Meet the Seriously Awesome Pan That Bakes Bread Way Better than a Dutch Oven
Some cooking projects are so hands-on, so riddled with variables, that they become a craft — an obsession that takes up your weekends and inspires pages of notes as you hone your skills (think: barbecue, house-cured charcuterie, and, of course, bread).
Attempting to master these kinds of things takes practice, patience, and a certain leveling up in your investment of time and equipment. After baking artisan bread on a near-weekly basis for about two years, I was definitely ready to upgrade my usual cast iron Dutch ovens.
First of all, I like to turn my dough out of the proofing basket right into the preheated pot — that way I don’t need parchment to lift it in and out. But that makes scoring the top challenging in my Staub because of the high sides. The Lodge Double Dutch solves this problem because I use the flat, knob-less lid as the base and set the pot over the loaf like a domed lid. Trouble is, the handles end up close to the oven rack, which makes it hard to remove the top for the second half of the bake. Plus, its round shape means I can only make boules.
When I saw the Challenger Bread Pan, with its inverted pot format, generous oblong shape and flared handles on the lid, I realized it solved all of my problems. I had to give it a try.
At first glance, the Challenger Bread Pan is simply a cast iron Dutch oven — but one that costs $225 and doesn’t even come in pretty colors. That might seem silly when you can get a basic Dutch oven for much less than that, but here’s the thing: It was expressly designed to make the bread-baking process easier and better. And it delivers. Bread fanatics in chat rooms across the web love it and so does Cook’s Illustrated. Once I started baking with it, I quickly fell for it, too.
The first thing I noticed when I got it (and I’ll admit it was almost a deal-breaker) was the weight. At 22 pounds, this pan is unbelievably heavy — almost 10 pounds more than the Lodge Double Dutch. That’s because it’s thicker, and that extra thickness means it can get super hot and stay that way, which is ideal for baking flavorful loaves of bread. Right away I found that my breads turn out deliciously darker than they used to, with tiny blisters in the super-crackly crust.
To make the heaviness more manageable, I’ve learned to handle the bottom and lid separately by preheating them on different racks in the oven. Because it’s so thick, the pan takes longer to preheat (Cook’s Illustrated says 1 hour — but I find 30 minutes works OK in a pinch).

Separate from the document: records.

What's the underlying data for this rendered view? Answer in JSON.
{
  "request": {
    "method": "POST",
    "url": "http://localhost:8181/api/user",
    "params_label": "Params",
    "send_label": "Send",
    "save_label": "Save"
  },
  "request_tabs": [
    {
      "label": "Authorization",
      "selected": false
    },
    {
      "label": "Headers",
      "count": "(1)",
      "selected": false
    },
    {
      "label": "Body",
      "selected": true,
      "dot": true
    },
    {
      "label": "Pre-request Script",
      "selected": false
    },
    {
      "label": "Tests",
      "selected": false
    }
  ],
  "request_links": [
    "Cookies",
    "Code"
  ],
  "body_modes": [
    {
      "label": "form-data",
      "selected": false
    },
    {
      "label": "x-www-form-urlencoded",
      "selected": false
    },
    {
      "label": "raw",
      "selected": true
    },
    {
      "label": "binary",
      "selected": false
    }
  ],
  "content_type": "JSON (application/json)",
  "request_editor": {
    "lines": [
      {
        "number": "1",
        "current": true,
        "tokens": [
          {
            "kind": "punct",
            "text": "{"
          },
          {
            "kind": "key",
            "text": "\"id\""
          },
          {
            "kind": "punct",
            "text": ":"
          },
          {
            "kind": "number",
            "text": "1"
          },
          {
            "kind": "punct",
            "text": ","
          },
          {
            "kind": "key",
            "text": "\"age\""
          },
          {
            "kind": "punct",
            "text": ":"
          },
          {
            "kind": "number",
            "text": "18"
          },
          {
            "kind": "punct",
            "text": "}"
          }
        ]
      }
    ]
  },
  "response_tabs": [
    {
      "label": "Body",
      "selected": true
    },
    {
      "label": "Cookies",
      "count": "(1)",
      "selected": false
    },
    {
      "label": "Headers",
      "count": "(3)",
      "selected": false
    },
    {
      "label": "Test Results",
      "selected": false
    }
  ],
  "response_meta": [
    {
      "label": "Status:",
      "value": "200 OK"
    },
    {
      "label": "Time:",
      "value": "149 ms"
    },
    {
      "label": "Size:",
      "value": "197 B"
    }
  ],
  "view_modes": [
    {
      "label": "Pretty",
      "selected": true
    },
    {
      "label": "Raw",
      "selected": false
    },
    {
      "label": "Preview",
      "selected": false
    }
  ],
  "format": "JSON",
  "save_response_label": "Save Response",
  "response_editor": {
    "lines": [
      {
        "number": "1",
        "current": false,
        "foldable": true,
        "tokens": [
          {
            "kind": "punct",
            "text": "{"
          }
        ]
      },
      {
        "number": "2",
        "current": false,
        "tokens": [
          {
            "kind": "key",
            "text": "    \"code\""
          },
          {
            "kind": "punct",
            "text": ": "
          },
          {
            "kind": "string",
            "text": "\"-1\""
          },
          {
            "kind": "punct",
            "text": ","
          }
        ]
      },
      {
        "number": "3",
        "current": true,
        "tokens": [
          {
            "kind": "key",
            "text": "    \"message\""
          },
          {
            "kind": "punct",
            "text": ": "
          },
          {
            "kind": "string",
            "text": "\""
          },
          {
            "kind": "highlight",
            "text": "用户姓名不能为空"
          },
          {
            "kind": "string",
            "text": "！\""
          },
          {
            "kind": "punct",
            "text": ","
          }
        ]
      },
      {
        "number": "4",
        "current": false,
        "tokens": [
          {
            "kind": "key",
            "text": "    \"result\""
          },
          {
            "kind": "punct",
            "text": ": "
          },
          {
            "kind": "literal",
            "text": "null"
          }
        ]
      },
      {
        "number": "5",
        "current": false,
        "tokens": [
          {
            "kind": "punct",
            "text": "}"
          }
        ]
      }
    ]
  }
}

The oblong shape (the inside dimensions are 11.5 inches long and 9 inches wide) is way more versatile than a round Dutch oven. I can make batards and demi baguettes in addition to the usual boules. There’s even room to tuck an ice cube alongside the bread to add more steam and give it a crispier crust.
The pan’s heavy lid fits super tight and traps all that steam inside for the first phase of the bake when the bread takes shape. And the big, angled handles on the sides of the lid make it a lot easier to lift it off for the second phase when the crust gets good and brown. I love the pan’s flat bottom, which makes it easy to get the shaped dough in and out and score it without burning my knuckles. The bottom also has a set of generously sized handles to make removing it from the oven easier even with bulky oven mitts.
Made in the United States, the pan comes generously pre-seasoned, although recently I noticed some light rust blooming on top of the lid (it can get a bit humid where I live). I gave it a scrub and it came right off. Now, I just wipe the pot down and brush it with a bit of neutral oil (like canola) after each use.
I’ve been baking with the Challenger Bread Pan almost weekly for three months, and it’s a dream. It’s so much easier to use and the crust my bread develops is fantastic. For anyone ready to level up their bread baking, this is the pan to get.
Do you have a question about the Challenger Bread Pan? Let us know in the comments!